Confidential sources told TheSpoof.com that one board member of the Federal Reserve, in its review meeting of 17th July, to take status of the whole murky mortgage lending affairs have observed: 'The whole business of this 'fiat' money based economy is anyway murky. We have printed trillions of dollars, and continue printing that even more. We have pumped in hundreds of billions of dollars in war funding in Iraq to bring in more destruction and deaths, in homeland US and more so in Iraq. So what's the big deal in printing few odd billions of dollars to safeguard American homeowners?'
Informed people in the know-how of how the Fed. worked in such overt or covert bailout practices historically informed TheSpoof .com 'The solution is very much feasible. More so when there is absolutely no accounts on how much money the Fed. has lent to the government and how government at all can return that money back to the Fed., which anyway runs into trillions of dollars, the proposed solution can be the best solution. Crisis like the subprime mortgage crisis is very much expected when starting from the government to industries to Private Equity Firms to corporate world to retail consumers - everyone borrows to survive and consume, or even to expand. So blaming the poorer section of the society to have their dreams fulfilled in owning a home that was anyway beyond their means is not the solution; nor blaming the lenders and now allowing the hedge fund to close down is at all ethically right.'
Many also observed that with this proposed solution, Federal Reserves would be able to control some of the criticisms it received lately for failing to monitor the subprime lenders. The market believes that monitoring does not help; manipulating and bailing out does.
Internal sources told us that the proposal of the Fed. also gained ground due to the overwhelming 'Yen carry-trade' practices as encouraged by its Japanese counterpart, the Bank of Japan (BOJ). BOJ has anyway kept its interest rate at 0.5% after keeping it at 0% for years signaling that it does not charge any money to print money. Taking lead from the BOJ, Fed. now feels that what it offered to the government, that is lending money to government knowing fully well that even more good money would be poured on government after the bad money poured so far till all the money in the world turns bad money, can well be extended to the citizens as well. After all government is for the citizens; and if government can be bailed out by printing more and more money; why not allow that same principles to be applied to the citizens and corporate world.

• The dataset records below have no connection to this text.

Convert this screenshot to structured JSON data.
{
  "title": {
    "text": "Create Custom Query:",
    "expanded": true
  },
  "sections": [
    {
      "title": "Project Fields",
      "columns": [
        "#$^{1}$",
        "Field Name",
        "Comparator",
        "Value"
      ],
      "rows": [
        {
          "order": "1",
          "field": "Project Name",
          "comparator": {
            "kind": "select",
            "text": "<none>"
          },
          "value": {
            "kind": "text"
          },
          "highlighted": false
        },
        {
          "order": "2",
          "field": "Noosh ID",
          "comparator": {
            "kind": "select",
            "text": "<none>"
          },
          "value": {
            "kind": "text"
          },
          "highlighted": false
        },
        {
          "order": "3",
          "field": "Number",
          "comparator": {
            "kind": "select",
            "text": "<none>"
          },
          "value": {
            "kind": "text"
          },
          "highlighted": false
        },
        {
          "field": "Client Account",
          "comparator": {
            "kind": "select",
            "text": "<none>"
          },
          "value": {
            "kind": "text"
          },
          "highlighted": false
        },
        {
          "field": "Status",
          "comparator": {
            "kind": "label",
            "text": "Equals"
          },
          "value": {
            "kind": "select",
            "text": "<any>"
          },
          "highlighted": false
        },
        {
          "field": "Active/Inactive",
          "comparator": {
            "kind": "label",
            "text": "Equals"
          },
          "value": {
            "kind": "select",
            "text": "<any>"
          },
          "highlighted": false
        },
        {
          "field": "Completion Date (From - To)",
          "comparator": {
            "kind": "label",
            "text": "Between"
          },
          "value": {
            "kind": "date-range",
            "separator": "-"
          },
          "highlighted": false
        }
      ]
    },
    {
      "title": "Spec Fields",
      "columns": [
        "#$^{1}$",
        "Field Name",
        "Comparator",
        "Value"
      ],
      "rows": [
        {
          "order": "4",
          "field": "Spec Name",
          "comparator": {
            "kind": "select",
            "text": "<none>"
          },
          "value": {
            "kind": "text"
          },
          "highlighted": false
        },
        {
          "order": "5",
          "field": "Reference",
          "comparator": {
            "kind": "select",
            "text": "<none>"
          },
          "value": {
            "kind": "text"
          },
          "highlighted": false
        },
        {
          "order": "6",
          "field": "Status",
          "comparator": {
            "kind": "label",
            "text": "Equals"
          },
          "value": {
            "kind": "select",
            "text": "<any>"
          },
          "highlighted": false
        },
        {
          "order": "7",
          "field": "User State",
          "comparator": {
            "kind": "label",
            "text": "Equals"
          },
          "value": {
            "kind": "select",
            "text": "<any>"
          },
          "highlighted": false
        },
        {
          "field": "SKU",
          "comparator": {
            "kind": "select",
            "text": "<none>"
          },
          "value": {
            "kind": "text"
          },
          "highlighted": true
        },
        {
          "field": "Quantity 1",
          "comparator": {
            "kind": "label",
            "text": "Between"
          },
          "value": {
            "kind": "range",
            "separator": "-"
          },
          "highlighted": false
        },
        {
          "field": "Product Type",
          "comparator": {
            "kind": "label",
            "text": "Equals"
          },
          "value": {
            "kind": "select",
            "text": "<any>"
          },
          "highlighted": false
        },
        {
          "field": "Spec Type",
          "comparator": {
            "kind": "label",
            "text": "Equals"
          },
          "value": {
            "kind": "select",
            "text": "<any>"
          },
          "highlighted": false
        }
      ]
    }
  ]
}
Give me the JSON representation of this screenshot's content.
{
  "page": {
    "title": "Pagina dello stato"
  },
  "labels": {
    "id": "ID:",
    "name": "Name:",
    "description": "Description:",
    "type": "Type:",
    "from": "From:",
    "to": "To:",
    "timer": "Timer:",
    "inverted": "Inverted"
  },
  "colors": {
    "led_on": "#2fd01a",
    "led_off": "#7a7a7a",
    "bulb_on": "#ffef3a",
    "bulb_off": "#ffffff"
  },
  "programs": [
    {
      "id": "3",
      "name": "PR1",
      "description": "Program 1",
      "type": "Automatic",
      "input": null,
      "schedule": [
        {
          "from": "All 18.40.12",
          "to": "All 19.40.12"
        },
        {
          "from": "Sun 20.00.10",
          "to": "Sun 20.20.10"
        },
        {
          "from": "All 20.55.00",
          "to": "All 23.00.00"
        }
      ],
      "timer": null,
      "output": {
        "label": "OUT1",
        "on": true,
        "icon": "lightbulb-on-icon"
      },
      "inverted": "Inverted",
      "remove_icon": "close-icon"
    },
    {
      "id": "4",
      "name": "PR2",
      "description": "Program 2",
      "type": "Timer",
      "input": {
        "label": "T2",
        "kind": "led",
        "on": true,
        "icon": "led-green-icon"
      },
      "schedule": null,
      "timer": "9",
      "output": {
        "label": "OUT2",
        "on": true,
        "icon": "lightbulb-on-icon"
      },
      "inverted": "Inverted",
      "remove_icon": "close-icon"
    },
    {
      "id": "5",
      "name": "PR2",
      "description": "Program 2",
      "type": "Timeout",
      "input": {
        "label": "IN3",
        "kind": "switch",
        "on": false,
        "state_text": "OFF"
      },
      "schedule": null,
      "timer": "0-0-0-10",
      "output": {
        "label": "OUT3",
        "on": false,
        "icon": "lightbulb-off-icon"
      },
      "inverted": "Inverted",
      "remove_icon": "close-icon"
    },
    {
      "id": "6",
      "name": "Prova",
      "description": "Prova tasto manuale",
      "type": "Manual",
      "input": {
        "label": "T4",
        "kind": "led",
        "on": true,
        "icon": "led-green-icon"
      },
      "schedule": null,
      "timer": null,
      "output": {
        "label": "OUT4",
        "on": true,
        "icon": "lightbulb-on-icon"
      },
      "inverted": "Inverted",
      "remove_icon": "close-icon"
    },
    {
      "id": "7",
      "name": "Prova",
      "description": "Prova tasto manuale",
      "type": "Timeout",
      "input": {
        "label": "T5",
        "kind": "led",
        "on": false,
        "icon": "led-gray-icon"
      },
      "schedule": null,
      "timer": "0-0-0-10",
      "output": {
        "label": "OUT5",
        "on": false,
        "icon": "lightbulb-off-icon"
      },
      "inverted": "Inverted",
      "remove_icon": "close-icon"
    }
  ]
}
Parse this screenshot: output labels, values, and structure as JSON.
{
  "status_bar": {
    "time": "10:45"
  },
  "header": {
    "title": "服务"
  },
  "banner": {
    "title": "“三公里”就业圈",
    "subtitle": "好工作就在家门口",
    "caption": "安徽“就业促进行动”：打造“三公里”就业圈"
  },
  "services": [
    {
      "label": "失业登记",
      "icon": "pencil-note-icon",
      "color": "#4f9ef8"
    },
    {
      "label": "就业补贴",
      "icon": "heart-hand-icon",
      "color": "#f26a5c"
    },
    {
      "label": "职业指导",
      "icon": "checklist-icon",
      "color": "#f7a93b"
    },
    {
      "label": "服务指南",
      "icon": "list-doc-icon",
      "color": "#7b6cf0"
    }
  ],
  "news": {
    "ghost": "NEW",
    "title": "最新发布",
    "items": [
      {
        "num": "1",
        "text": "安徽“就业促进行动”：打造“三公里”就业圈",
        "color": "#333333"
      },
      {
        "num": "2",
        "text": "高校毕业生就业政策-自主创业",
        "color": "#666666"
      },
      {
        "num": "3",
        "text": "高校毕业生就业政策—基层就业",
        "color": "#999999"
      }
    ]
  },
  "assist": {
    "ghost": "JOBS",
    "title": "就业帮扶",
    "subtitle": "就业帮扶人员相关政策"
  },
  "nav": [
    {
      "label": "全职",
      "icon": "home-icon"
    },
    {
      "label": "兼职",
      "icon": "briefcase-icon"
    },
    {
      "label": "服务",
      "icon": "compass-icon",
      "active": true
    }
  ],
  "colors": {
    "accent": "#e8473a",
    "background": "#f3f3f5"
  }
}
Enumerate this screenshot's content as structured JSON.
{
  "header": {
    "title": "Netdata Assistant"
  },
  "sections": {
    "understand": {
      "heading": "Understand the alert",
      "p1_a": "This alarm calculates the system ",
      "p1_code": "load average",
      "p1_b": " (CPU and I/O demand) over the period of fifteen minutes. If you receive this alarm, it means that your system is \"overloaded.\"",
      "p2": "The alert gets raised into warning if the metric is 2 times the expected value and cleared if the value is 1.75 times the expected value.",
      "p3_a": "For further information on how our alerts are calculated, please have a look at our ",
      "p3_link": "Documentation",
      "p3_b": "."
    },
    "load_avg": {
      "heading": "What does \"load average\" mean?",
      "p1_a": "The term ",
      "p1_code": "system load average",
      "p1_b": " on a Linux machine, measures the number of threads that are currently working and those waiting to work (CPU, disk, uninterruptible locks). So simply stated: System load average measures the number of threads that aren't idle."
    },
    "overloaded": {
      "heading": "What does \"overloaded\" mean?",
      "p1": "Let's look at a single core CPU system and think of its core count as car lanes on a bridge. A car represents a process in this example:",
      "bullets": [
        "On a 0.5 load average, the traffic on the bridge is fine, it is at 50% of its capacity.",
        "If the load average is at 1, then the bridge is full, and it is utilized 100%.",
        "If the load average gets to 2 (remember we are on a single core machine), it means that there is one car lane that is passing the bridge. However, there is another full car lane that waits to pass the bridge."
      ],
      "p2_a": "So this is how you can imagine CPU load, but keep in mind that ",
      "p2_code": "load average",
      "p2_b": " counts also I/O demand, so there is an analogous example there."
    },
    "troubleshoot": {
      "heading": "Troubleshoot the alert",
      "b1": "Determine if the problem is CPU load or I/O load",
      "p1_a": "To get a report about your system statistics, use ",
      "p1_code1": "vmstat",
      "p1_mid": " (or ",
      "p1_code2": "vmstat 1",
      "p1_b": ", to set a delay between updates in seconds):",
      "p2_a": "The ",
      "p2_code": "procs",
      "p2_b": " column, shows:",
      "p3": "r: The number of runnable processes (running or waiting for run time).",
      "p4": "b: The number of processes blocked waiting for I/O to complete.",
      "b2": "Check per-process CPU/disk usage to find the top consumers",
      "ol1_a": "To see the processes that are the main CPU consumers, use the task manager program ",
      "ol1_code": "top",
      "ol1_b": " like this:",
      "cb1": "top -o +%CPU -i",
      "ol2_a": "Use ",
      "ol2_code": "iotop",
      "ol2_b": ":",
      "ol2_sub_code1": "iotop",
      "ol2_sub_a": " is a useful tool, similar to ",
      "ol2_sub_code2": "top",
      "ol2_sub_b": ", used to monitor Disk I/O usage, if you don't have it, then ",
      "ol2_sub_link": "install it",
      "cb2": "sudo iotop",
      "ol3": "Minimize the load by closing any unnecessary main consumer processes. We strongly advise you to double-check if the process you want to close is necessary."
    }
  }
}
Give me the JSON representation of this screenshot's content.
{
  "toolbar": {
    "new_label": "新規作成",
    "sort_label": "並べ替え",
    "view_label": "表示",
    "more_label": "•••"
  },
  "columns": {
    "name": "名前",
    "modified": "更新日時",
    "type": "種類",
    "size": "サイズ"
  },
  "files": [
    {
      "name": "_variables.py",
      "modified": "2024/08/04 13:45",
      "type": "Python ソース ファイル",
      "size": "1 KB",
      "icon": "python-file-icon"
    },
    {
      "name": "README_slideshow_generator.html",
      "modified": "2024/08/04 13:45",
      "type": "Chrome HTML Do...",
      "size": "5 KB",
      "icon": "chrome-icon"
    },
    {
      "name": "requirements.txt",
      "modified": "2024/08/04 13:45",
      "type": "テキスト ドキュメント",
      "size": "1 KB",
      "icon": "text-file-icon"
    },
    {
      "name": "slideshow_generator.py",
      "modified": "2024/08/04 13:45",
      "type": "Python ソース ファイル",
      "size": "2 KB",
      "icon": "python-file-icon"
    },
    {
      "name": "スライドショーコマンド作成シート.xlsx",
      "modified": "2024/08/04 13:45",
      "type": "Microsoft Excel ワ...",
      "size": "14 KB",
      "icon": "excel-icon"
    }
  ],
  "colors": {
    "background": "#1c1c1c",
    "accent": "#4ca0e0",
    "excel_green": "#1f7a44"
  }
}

There was minor opposition to the proposal from cautious fund managers and citizens who never borrowed beyond their means. They argue that by bailing out the failed hedge funds of Bear Sterns, government will send a signal to all of us that we can be reckless in our spending, whereas by not spending much so far and by saving our hard-earned money; we look like stupid. We also could have bought homes - after all who does not want a great life style with borrowed money that need not be paid back.
A member of the Congress however rejected the opposition to this bail-out package and stated: 'When we can spend same government money in hundreds of billions of dollar in Iraq year after year in-spite of majority of the people being against our troops being in Iraq in the interest of Halliburton, which clearly is a much more minority group than the case in hand; I don't see meaningful opposition to Fed's proposal to bail-out subprime lenders. Matter of fact is this is already being done, the question is how much covertly or overtly we do that to retain people's faith in our 'fiat' economy.'
He also added: 'In economy, it's all a matter of confidence. By bailing out the troubled mortgage players, and consumers now; Fed may have to shell out a few odd billions of dollars now which will boost the much-needed confidence in the housing market. If we further delay-dally with this proposal; a full blown crisis can not be ruled out; and in that case even hundreds of billions of dollars won't serve the purpose of regaining confidence'.
When Bear Stearns was asked on how much money they need to service their creditors on these two sub-prime hedge fund, they said 'Things are being worked out at this stage. And yes, the amount would be quite large'.